On Tuesday night per CNN, Senate Democrats moved to add the Enhanced Background Checks Act of 2021 to the legislative calendar. The measure would have to get at least 60 votes to override a filibuster, which it’s unlikely to obtain at the moment — though its supporters say that shouldn’t be a deterrent.
“I think we need to hold every member of Congress accountable and vote so that the public knows where every one of us stand,” said Democratic Sen. Richard Blumenthal of Connecticut on Tuesday according to CNN. “I think there may well be areas of agreement. I have come close to agreement with a number of my colleagues on a red flag statute.”
Unlicensed and private gun sales
At the moment, background checks aren’t required for firearms sales by private and unlicensed vendors. The HR 8 bill, aka the Bipartisan Background Checks Act of 2021, would extend the background check requirement to cover all gun sales and transfers. The bill passed the House in a 227-203 vote last year, with one Democrat opposing, and eight Republicans voting in support.
Based on Democratic Sen. Joe Manchin and Republican Sen. Pat Toomey’s failed 2013 effort to pass a compromise bill that would’ve required background checks on commercial sales, but allowed individuals to sell to family and friends without checks, HR 8 is unlikely to survive the Senate’s filibuster rules — even allowing for majority support.
“It makes no sense at all why we can’t do commonsense — commonsense — things and try to prevent some of this from happening,” a frustrated Manchin said on Tuesday per The Hill.

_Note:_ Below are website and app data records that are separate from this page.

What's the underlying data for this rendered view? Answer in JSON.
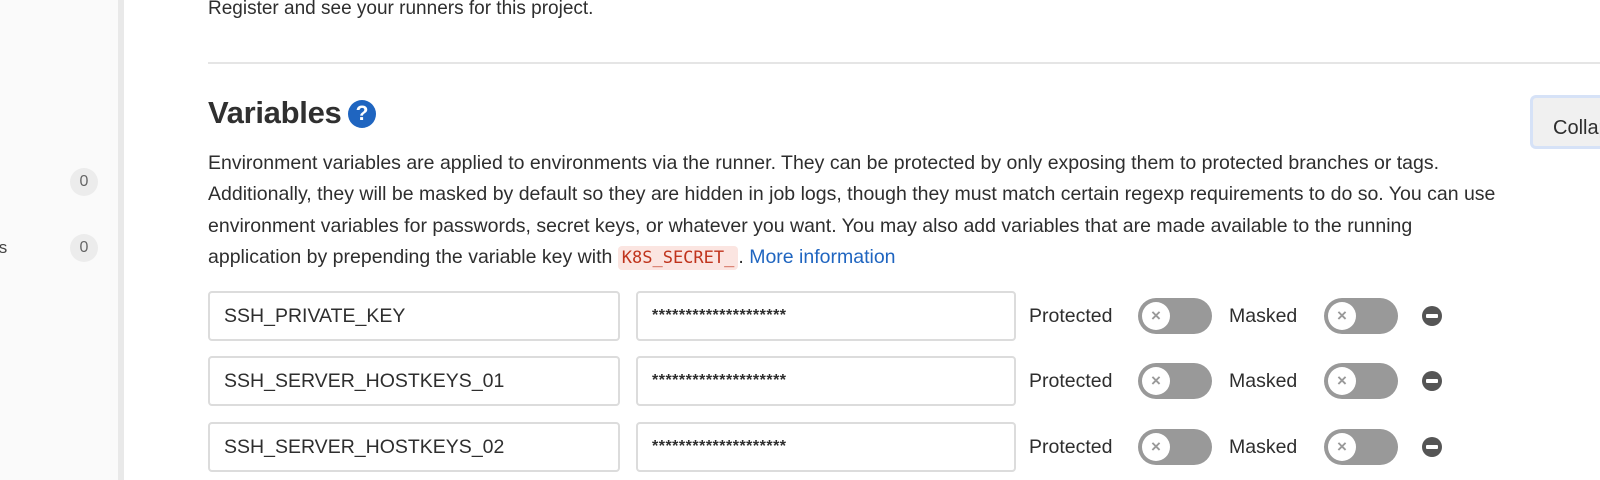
{
  "sidebar": {
    "items": [
      {
        "label": "",
        "count": "0"
      },
      {
        "label": "ts",
        "count": "0"
      }
    ]
  },
  "runners": {
    "description": "Register and see your runners for this project."
  },
  "variables": {
    "title": "Variables",
    "help_icon": "question-circle-icon",
    "collapse_label": "Collapse",
    "description_part1": "Environment variables are applied to environments via the runner. They can be protected by only exposing them to protected branches or tags. Additionally, they will be masked by default so they are hidden in job logs, though they must match certain regexp requirements to do so. You can use environment variables for passwords, secret keys, or whatever you want. You may also add variables that are made available to the running application by prepending the variable key with ",
    "code_prefix": "K8S_SECRET_",
    "description_part2": ". ",
    "more_info_link": "More information",
    "protected_label": "Protected",
    "masked_label": "Masked",
    "rows": [
      {
        "key": "SSH_PRIVATE_KEY",
        "value": "********************",
        "protected": false,
        "masked": false
      },
      {
        "key": "SSH_SERVER_HOSTKEYS_01",
        "value": "********************",
        "protected": false,
        "masked": false
      },
      {
        "key": "SSH_SERVER_HOSTKEYS_02",
        "value": "********************",
        "protected": false,
        "masked": false
      }
    ]
  },
  "colors": {
    "accent": "#1f65c0",
    "toggle_off": "#999999",
    "code_text": "#c0341d",
    "code_bg": "#fbe5e1"
  }
}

“You would think there’d be enough common sense,” he added according to The New York Times. “The filibuster is the only thing that prevents us from total insanity.”
On Wednesday, Toomey reportedly showed signs of a renewed effort to push background checks through.
“I think the thing that would have the best chance would be the thing that has gotten Republican support before, which is expanding background checks,” he said.
‘Red flag’ laws
Per Axios, red flag legislation appears to be the most likely path to limit gun violence based on lawmakers’ current positions. Such legislation would give authorities powers to confiscate guns from people believed to be a danger to themselves or others — though several Republicans feel this should be for states, not Congress, to decide.